On May 31st, around 1 PM, the Krakow police received a phone call from an elderly man stating there was a murder at his house in a tiny village near the city. The man asserted that he believed his grandson was the murderer.
In the basement of the house was a corpse dangling upside down from the ceiling. The victim, a 50-year old man, had been beheaded and the skin of his head and face was found at the scene. It was sewn to form a mask. The head was found outside the house.
The murderer was a Russian immigrant, Wladimir W. The victim, his father Witalij.
The details revealed during interrogation were even more shocking. Wladimir wore his father’s face and clothes for a whole day and pretended to be him in front of his grandfather, who didn’t see very well. The motive, he said, was the hatred he felt towards his father after he cheated on his wife and left her with nothing in Nalchik, Russia to pursue a new life in Poland with his son and father.
Even more frightening, is the possibility that Wladimir knew Kasia. They both studied Psychology at the Uniwersytet Jagiellonski. They were not in the same class, so this data remains as speculation. He started in 1992, she did in 1993, but dropped out after a year. He did not confess to killing her. He is currently spending his 25-year sentence in a Russian jail.
In Krakow, there have only been three cases ever of someone being skinned after death. The last one happened in 1983. Jan N., a perfectly normal citizen, one day decided to murder and skin his wife and teenage son. He then tried to dispose of the bodies by tossing them into the Vistula piece by piece. He was arrested before he completed his plan and was committed to a mental institution indefinitely. His poor physical health led to him being granted “parole” during the time of Katarzyna’s death, but the police determined he couldn’t have done that for the above reason.
Investigation revealed that Katarzyna skipped her classes for two weeks before the disappearance.

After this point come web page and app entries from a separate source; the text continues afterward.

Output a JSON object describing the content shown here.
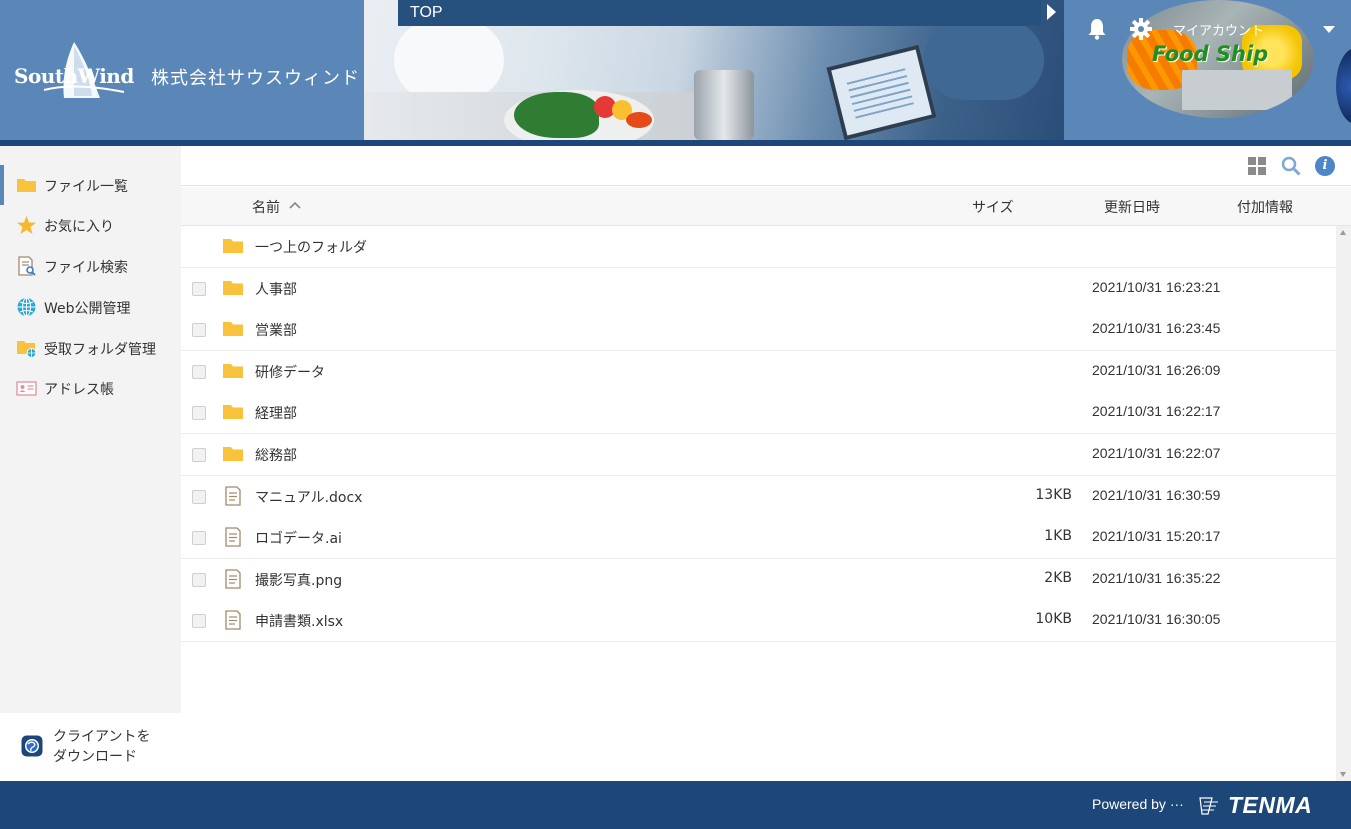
{
  "header": {
    "logo_text": "SouthWind",
    "company_name": "株式会社サウスウィンド",
    "breadcrumb": "TOP",
    "account_label": "マイアカウント",
    "avatar_text": "Food Ship"
  },
  "sidebar": {
    "items": [
      {
        "label": "ファイル一覧",
        "icon": "folder-icon",
        "active": true
      },
      {
        "label": "お気に入り",
        "icon": "star-icon",
        "active": false
      },
      {
        "label": "ファイル検索",
        "icon": "file-search-icon",
        "active": false
      },
      {
        "label": "Web公開管理",
        "icon": "globe-icon",
        "active": false
      },
      {
        "label": "受取フォルダ管理",
        "icon": "folder-globe-icon",
        "active": false
      },
      {
        "label": "アドレス帳",
        "icon": "address-card-icon",
        "active": false
      }
    ],
    "download_label": "クライアントを\nダウンロード"
  },
  "columns": {
    "name": "名前",
    "size": "サイズ",
    "modified": "更新日時",
    "extra": "付加情報"
  },
  "files": [
    {
      "name": "一つ上のフォルダ",
      "type": "folder",
      "size": "",
      "modified": "",
      "checkbox": false
    },
    {
      "name": "人事部",
      "type": "folder",
      "size": "",
      "modified": "2021/10/31 16:23:21",
      "checkbox": true
    },
    {
      "name": "営業部",
      "type": "folder",
      "size": "",
      "modified": "2021/10/31 16:23:45",
      "checkbox": true
    },
    {
      "name": "研修データ",
      "type": "folder",
      "size": "",
      "modified": "2021/10/31 16:26:09",
      "checkbox": true
    },
    {
      "name": "経理部",
      "type": "folder",
      "size": "",
      "modified": "2021/10/31 16:22:17",
      "checkbox": true
    },
    {
      "name": "総務部",
      "type": "folder",
      "size": "",
      "modified": "2021/10/31 16:22:07",
      "checkbox": true
    },
    {
      "name": "マニュアル.docx",
      "type": "file",
      "size": "13KB",
      "modified": "2021/10/31 16:30:59",
      "checkbox": true
    },
    {
      "name": "ロゴデータ.ai",
      "type": "file",
      "size": "1KB",
      "modified": "2021/10/31 15:20:17",
      "checkbox": true
    },
    {
      "name": "撮影写真.png",
      "type": "file",
      "size": "2KB",
      "modified": "2021/10/31 16:35:22",
      "checkbox": true
    },
    {
      "name": "申請書類.xlsx",
      "type": "file",
      "size": "10KB",
      "modified": "2021/10/31 16:30:05",
      "checkbox": true
    }
  ],
  "footer": {
    "powered_by": "Powered by ···",
    "brand": "TENMA"
  },
  "colors": {
    "header_blue": "#5b87b8",
    "dark_navy": "#1d4778",
    "folder_yellow": "#f9c23c",
    "info_blue": "#4a86c8"
  }
}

In fact, she disappeared during one of these truancies. This points to the possibility of a secret relationship. Her friends only knew of one male friend, who had an alibi during the time of her death.
In 2000, DNA belonging to another person was discovered on Kasia’s skin. It was compared to all the suspects and persons of interest in the case, including known sexual offenders, but to no avail.
The case was reopened in 2012. Traces of relatively rare plant species were found on the sweater, which the police believe could pinpoint the location of the crime. Also, it has been revealed that Katarzyna has been tortured before death.